TASK DETAILS:
Output the number of lines in the entries below with the string "battery" in them, and nothing further.

(Element data from apps and pages)

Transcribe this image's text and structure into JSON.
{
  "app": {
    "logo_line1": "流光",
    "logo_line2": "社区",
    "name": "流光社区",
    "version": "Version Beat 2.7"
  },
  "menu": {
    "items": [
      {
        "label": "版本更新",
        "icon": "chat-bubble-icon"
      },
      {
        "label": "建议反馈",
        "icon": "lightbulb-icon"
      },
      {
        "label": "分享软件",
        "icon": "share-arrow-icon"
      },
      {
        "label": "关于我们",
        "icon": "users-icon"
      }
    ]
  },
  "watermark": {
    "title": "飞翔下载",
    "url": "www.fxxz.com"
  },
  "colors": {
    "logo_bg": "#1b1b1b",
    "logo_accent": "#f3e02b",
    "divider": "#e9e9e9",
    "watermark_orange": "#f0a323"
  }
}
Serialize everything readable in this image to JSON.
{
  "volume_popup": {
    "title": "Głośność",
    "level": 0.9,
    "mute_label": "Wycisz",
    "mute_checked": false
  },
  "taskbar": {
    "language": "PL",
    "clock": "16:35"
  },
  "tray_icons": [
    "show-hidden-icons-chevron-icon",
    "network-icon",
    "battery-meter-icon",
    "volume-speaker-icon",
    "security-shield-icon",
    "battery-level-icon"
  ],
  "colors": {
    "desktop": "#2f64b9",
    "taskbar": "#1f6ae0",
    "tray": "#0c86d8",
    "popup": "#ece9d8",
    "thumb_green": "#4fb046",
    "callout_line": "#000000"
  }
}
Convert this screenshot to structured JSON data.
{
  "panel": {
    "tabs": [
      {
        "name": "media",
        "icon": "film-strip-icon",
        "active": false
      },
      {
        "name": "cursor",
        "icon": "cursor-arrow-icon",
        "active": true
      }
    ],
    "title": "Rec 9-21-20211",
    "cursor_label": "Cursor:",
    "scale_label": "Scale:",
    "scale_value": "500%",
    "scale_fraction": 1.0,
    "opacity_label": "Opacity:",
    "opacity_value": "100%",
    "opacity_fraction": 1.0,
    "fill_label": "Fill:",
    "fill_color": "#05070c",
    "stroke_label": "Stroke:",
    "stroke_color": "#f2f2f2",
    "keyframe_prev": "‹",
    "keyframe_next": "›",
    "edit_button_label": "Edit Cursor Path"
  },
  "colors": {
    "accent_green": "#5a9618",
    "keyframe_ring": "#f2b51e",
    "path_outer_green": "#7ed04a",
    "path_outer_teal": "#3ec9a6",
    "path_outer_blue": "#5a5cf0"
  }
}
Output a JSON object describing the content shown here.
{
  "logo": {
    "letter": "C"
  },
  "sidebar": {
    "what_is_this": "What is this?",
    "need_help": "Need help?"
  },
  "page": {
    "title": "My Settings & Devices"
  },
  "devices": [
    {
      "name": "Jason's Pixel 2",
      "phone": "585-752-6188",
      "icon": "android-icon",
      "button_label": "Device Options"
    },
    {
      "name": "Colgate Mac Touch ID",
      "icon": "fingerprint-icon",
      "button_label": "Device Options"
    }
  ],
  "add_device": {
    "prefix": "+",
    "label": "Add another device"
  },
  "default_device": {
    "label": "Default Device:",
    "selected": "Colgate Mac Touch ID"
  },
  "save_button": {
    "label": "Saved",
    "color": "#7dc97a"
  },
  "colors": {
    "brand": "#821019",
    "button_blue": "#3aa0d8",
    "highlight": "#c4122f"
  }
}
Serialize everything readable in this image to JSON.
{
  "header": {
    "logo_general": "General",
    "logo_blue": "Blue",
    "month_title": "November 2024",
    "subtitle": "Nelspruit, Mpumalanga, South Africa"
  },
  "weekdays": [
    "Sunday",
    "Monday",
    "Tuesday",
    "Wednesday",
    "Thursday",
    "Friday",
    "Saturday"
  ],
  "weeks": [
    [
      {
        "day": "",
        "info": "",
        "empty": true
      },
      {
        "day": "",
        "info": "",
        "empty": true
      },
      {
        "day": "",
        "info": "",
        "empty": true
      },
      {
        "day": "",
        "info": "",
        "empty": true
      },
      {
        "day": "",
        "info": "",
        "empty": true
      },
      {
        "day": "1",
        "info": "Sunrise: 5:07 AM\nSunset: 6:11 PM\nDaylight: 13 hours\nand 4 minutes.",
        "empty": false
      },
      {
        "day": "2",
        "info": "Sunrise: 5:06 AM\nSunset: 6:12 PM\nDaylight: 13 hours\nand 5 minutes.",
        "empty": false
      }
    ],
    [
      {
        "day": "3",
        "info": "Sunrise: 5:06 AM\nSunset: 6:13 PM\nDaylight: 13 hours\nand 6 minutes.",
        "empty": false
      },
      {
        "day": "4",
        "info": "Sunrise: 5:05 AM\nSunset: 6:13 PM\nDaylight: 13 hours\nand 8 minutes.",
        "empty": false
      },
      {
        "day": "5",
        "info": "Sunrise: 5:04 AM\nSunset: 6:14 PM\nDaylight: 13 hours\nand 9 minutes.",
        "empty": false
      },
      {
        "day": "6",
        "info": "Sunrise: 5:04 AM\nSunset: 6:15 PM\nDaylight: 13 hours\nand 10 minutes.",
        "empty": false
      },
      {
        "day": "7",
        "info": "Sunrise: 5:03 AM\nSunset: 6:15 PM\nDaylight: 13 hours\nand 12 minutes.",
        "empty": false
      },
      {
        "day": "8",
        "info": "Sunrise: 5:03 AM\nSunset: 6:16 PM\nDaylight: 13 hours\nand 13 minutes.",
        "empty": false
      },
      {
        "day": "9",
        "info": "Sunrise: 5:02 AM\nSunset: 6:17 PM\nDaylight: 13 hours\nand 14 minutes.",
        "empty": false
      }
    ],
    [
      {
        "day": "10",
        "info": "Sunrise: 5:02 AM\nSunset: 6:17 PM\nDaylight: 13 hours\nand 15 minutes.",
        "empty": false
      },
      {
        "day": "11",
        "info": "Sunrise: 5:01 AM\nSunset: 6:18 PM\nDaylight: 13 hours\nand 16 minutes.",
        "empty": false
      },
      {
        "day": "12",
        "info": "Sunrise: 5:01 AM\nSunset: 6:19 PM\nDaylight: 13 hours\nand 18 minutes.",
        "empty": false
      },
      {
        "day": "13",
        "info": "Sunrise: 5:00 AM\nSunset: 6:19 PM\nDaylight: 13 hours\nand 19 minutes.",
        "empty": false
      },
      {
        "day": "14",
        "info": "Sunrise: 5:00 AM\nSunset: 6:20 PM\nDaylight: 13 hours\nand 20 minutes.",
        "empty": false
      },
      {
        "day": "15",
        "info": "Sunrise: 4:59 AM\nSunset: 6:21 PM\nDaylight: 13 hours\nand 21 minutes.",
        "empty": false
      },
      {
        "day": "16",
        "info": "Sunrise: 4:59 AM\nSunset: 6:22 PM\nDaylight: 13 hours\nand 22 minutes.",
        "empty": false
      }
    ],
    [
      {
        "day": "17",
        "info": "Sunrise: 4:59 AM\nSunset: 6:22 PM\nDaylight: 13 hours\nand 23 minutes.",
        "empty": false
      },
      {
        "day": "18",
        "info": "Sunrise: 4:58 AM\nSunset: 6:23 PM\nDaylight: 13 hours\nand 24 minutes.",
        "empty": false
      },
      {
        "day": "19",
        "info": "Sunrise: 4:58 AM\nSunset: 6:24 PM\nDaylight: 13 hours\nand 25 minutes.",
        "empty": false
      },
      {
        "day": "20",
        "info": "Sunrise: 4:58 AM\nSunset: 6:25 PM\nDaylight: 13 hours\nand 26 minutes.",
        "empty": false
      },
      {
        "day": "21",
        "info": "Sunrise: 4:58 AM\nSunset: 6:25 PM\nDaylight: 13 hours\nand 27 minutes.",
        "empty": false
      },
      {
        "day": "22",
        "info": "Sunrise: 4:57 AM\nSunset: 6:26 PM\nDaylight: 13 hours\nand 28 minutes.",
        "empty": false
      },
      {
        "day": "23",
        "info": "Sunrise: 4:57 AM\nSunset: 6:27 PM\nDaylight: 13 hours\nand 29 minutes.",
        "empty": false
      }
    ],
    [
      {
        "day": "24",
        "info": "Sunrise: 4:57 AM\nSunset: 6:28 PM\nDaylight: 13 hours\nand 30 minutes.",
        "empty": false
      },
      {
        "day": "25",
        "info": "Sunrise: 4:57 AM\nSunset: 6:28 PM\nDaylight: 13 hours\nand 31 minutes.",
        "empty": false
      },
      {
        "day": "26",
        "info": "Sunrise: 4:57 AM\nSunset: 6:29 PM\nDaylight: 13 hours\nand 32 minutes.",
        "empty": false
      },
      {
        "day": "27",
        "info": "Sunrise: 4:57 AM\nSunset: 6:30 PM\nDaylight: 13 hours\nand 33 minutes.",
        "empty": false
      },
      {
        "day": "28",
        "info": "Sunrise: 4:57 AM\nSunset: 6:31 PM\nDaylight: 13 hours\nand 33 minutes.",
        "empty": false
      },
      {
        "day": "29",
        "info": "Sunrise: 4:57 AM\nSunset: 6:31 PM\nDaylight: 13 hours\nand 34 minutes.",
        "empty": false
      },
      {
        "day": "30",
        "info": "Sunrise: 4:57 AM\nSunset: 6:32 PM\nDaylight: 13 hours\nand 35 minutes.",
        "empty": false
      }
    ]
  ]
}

RESULT:
2